**WHAT IS EXPECTED:**
Using the data that follows, state the number of lines holding the word "exterior", and give no other output.

**PROVIDED DATA:**

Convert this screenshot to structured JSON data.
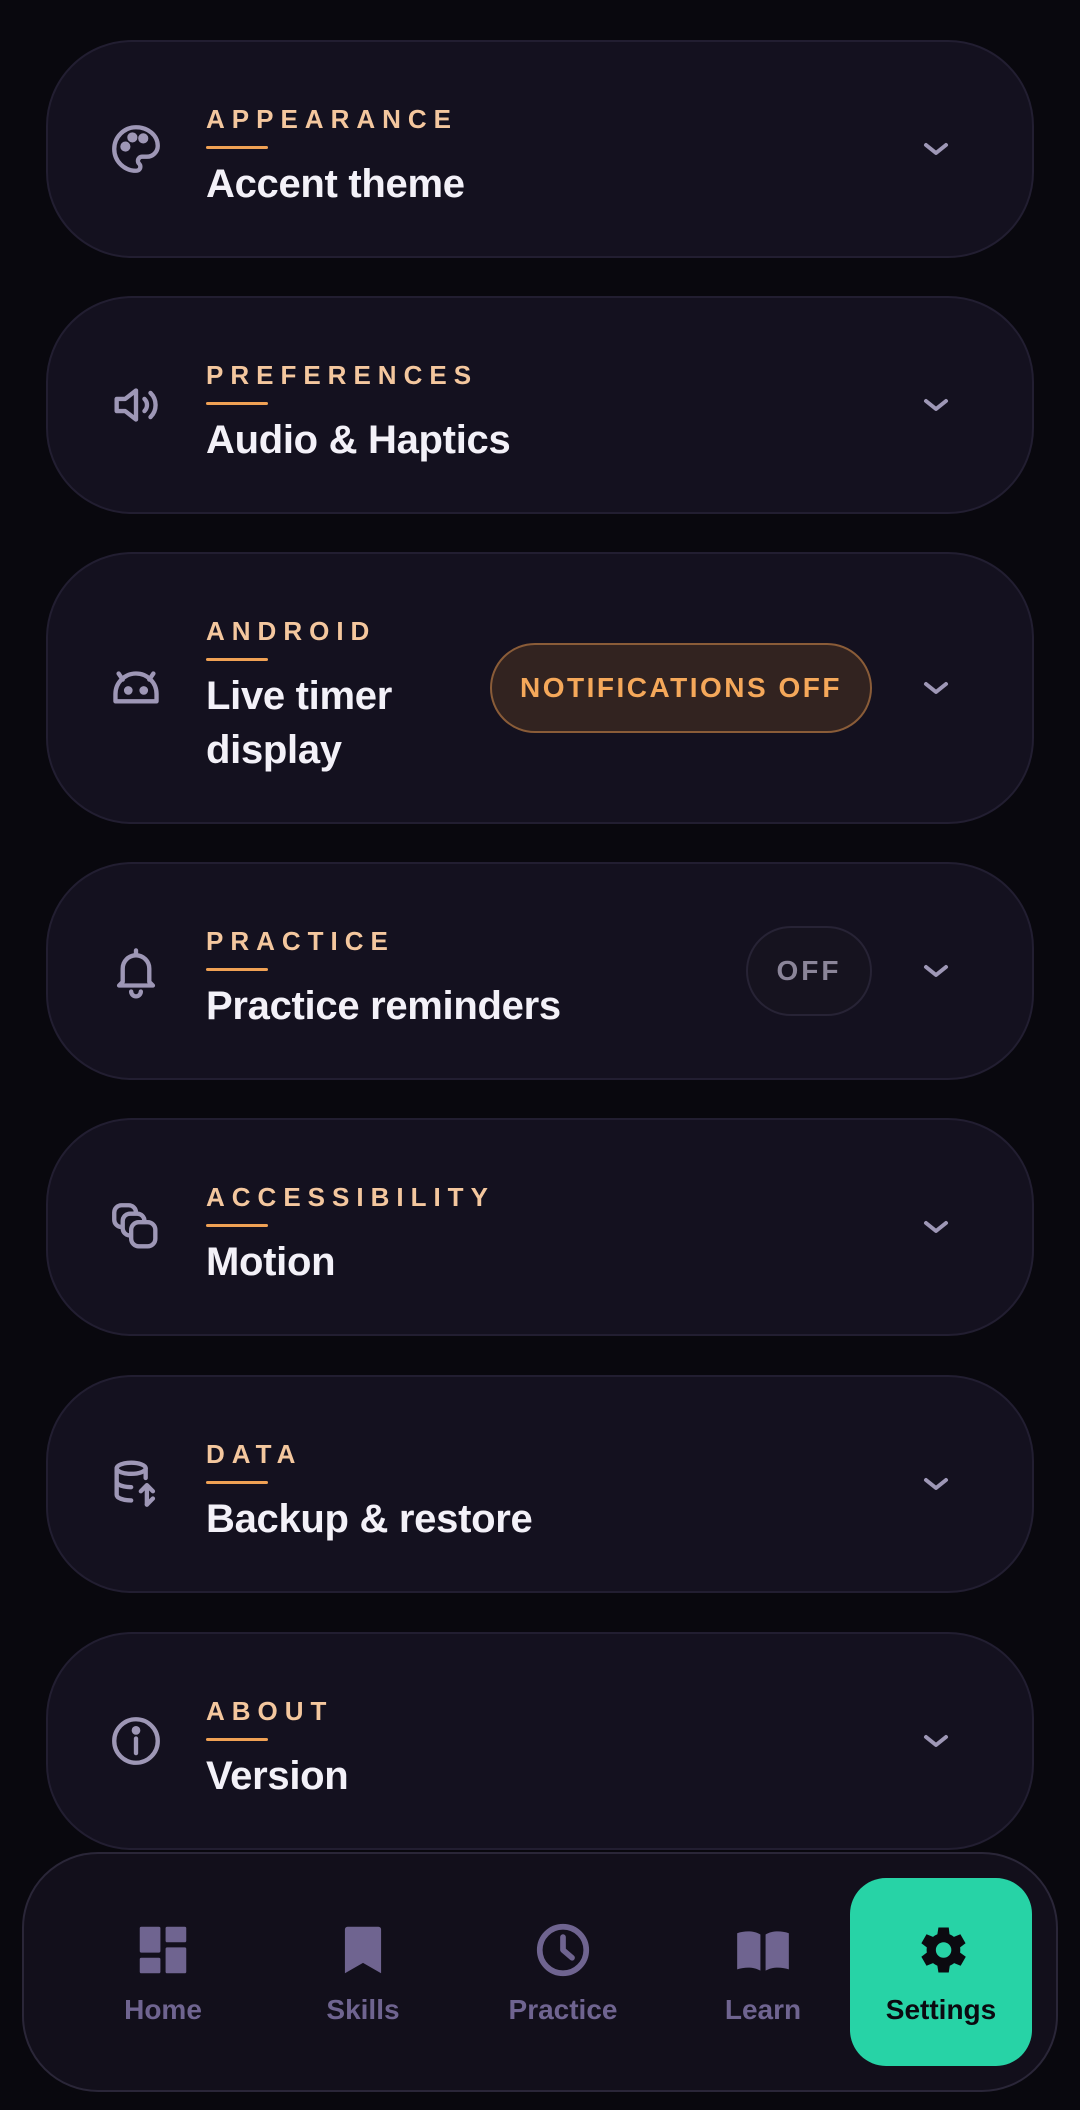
{
  "colors": {
    "background": "#09080e",
    "card": "#14111f",
    "eyebrow": "#f4c79e",
    "accent_rule": "#f0a154",
    "warning": "#f5a85a",
    "active_nav": "#27d3a6",
    "nav_inactive": "#6f6490"
  },
  "settings": [
    {
      "section": "APPEARANCE",
      "title": "Accent theme",
      "icon": "palette-icon",
      "expand_icon": "chevron-down-icon"
    },
    {
      "section": "PREFERENCES",
      "title": "Audio & Haptics",
      "icon": "speaker-icon",
      "expand_icon": "chevron-down-icon"
    },
    {
      "section": "ANDROID",
      "title": "Live timer display",
      "icon": "android-icon",
      "badge": "NOTIFICATIONS OFF",
      "expand_icon": "chevron-down-icon"
    },
    {
      "section": "PRACTICE",
      "title": "Practice reminders",
      "icon": "bell-icon",
      "badge": "OFF",
      "expand_icon": "chevron-down-icon"
    },
    {
      "section": "ACCESSIBILITY",
      "title": "Motion",
      "icon": "motion-icon",
      "expand_icon": "chevron-down-icon"
    },
    {
      "section": "DATA",
      "title": "Backup & restore",
      "icon": "database-transfer-icon",
      "expand_icon": "chevron-down-icon"
    },
    {
      "section": "ABOUT",
      "title": "Version",
      "icon": "info-icon",
      "expand_icon": "chevron-down-icon"
    }
  ],
  "nav": {
    "items": [
      {
        "label": "Home",
        "icon": "dashboard-icon",
        "active": false
      },
      {
        "label": "Skills",
        "icon": "bookmark-icon",
        "active": false
      },
      {
        "label": "Practice",
        "icon": "clock-icon",
        "active": false
      },
      {
        "label": "Learn",
        "icon": "book-icon",
        "active": false
      },
      {
        "label": "Settings",
        "icon": "gear-icon",
        "active": true
      }
    ]
  }
}
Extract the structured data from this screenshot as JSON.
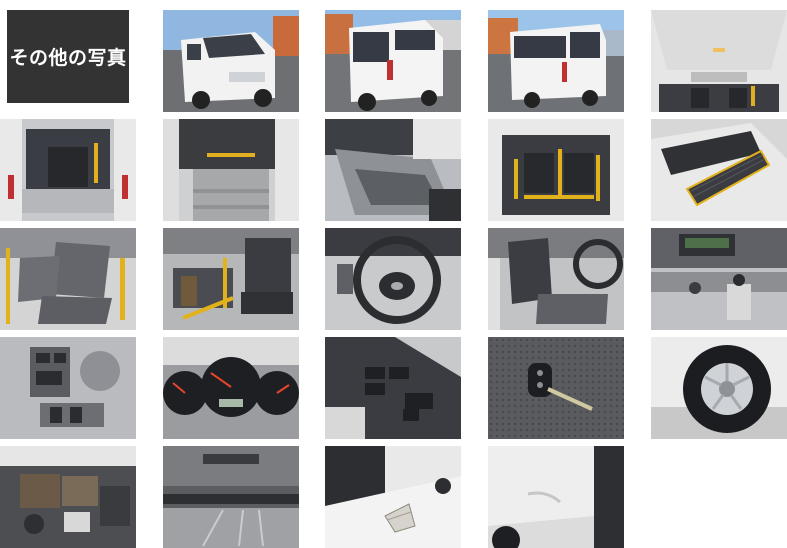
{
  "gallery": {
    "label": "その他の写真",
    "photos": [
      {
        "name": "photo-exterior-front"
      },
      {
        "name": "photo-exterior-rear-left"
      },
      {
        "name": "photo-exterior-rear-right"
      },
      {
        "name": "photo-interior-ceiling"
      },
      {
        "name": "photo-rear-lift-open"
      },
      {
        "name": "photo-lift-platform"
      },
      {
        "name": "photo-lift-side-view"
      },
      {
        "name": "photo-rear-seats-yellow-rails"
      },
      {
        "name": "photo-lift-ramp-detail"
      },
      {
        "name": "photo-rear-seats-closeup"
      },
      {
        "name": "photo-wheelchair-area"
      },
      {
        "name": "photo-steering-wheel"
      },
      {
        "name": "photo-driver-seat"
      },
      {
        "name": "photo-center-console"
      },
      {
        "name": "photo-dash-switches"
      },
      {
        "name": "photo-gauge-cluster"
      },
      {
        "name": "photo-door-window-switches"
      },
      {
        "name": "photo-key"
      },
      {
        "name": "photo-tire"
      },
      {
        "name": "photo-engine-bay"
      },
      {
        "name": "photo-underbody"
      },
      {
        "name": "photo-bumper-scratch"
      },
      {
        "name": "photo-body-dent"
      }
    ]
  }
}
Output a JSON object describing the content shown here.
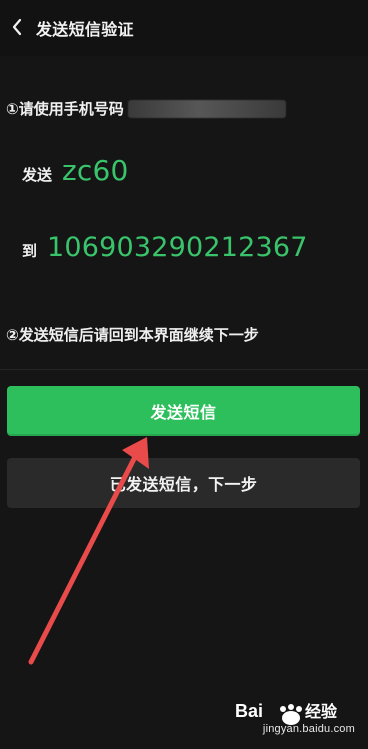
{
  "header": {
    "title": "发送短信验证",
    "back_icon": "chevron-left-icon"
  },
  "step1": {
    "prefix": "①请使用手机号码",
    "phone_redacted": true
  },
  "sms": {
    "send_label": "发送",
    "code": "zc60",
    "to_label": "到",
    "number": "106903290212367"
  },
  "step2": {
    "text": "②发送短信后请回到本界面继续下一步"
  },
  "buttons": {
    "send": "发送短信",
    "next": "已发送短信，下一步"
  },
  "annotation": {
    "arrow_color": "#e94b4b",
    "target": "send-sms-button"
  },
  "watermark": {
    "brand": "Bai 经验",
    "url": "jingyan.baidu.com"
  },
  "colors": {
    "accent": "#2ebf5d",
    "text_green": "#39c46b",
    "background": "#151515"
  }
}
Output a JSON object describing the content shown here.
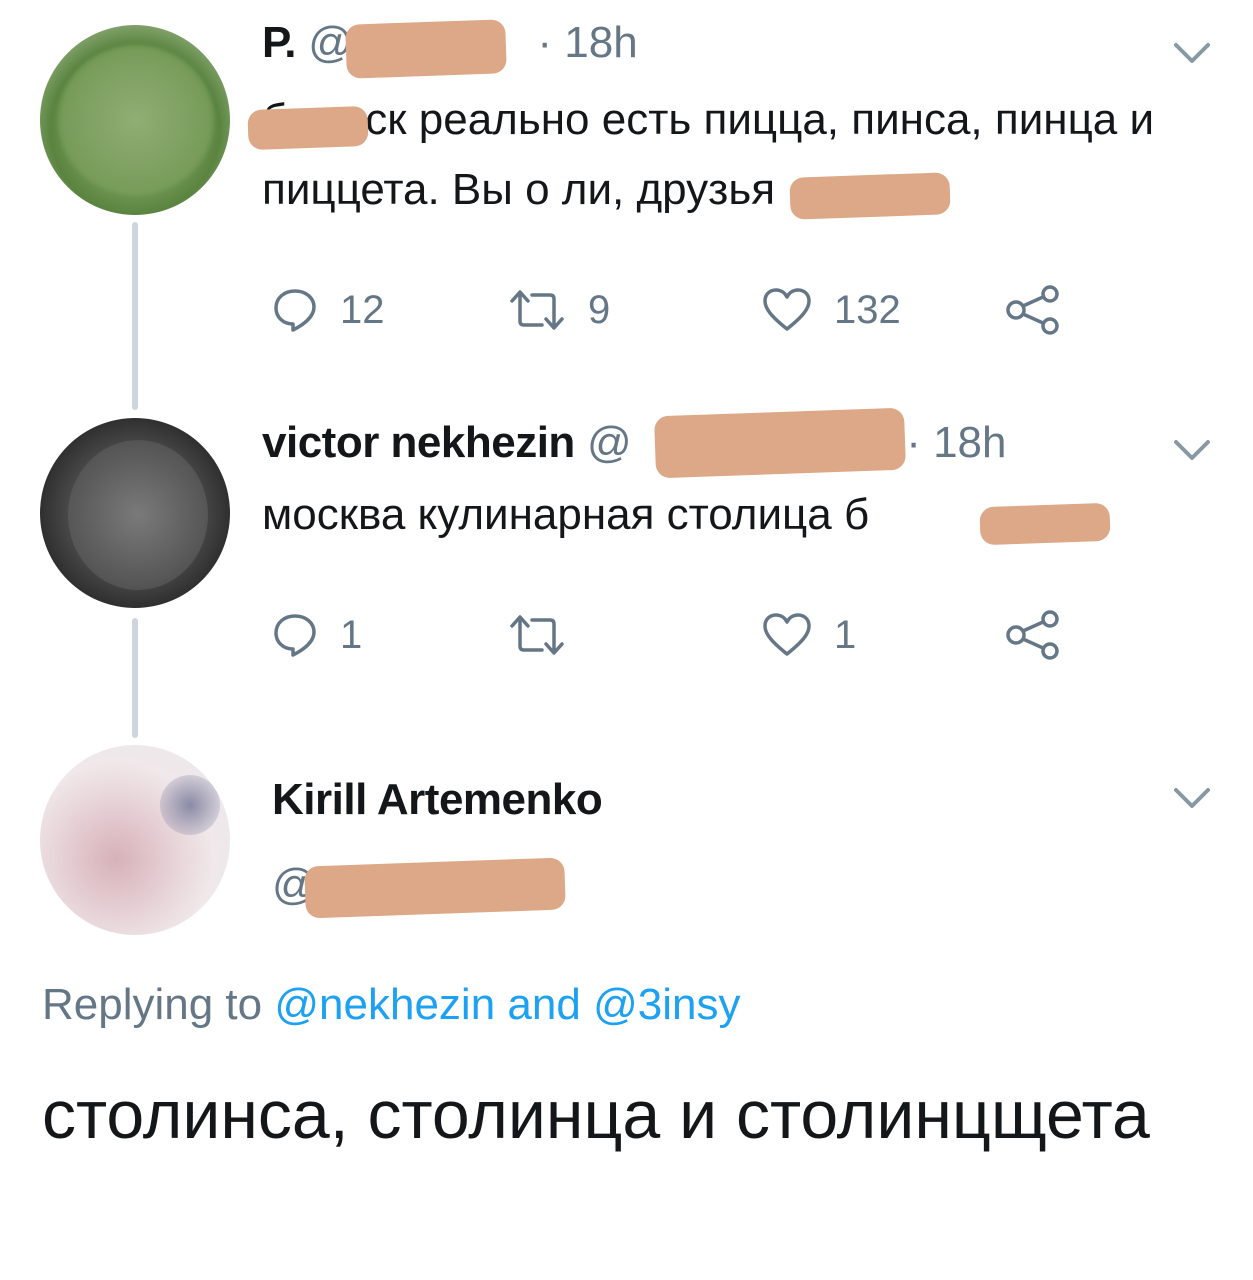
{
  "tweets": [
    {
      "name": "Р.",
      "handle": "@",
      "separator": "·",
      "time": "18h",
      "text": "б   в мск реально есть пицца, пинса, пинца и пиццета. Вы о     ли, друзья",
      "replies": "12",
      "retweets": "9",
      "likes": "132"
    },
    {
      "name": "victor nekhezin",
      "handle": "@",
      "separator": "·",
      "time": "18h",
      "text": "москва кулинарная столица б",
      "replies": "1",
      "retweets": "",
      "likes": "1"
    }
  ],
  "main_tweet": {
    "name": "Kirill Artemenko",
    "handle": "@",
    "replying_prefix": "Replying to",
    "reply_user_1": "@nekhezin",
    "reply_and": "and",
    "reply_user_2": "@3insy",
    "text": "столинса, столинца и столинцщета"
  },
  "icons": {
    "reply": "reply-icon",
    "retweet": "retweet-icon",
    "like": "heart-icon",
    "share": "share-icon",
    "more": "chevron-down-icon"
  },
  "colors": {
    "text": "#14171a",
    "secondary": "#657786",
    "link": "#1da1f2",
    "thread_line": "#ccd6dd",
    "redaction": "#dca887"
  }
}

**SOLUTION:**
3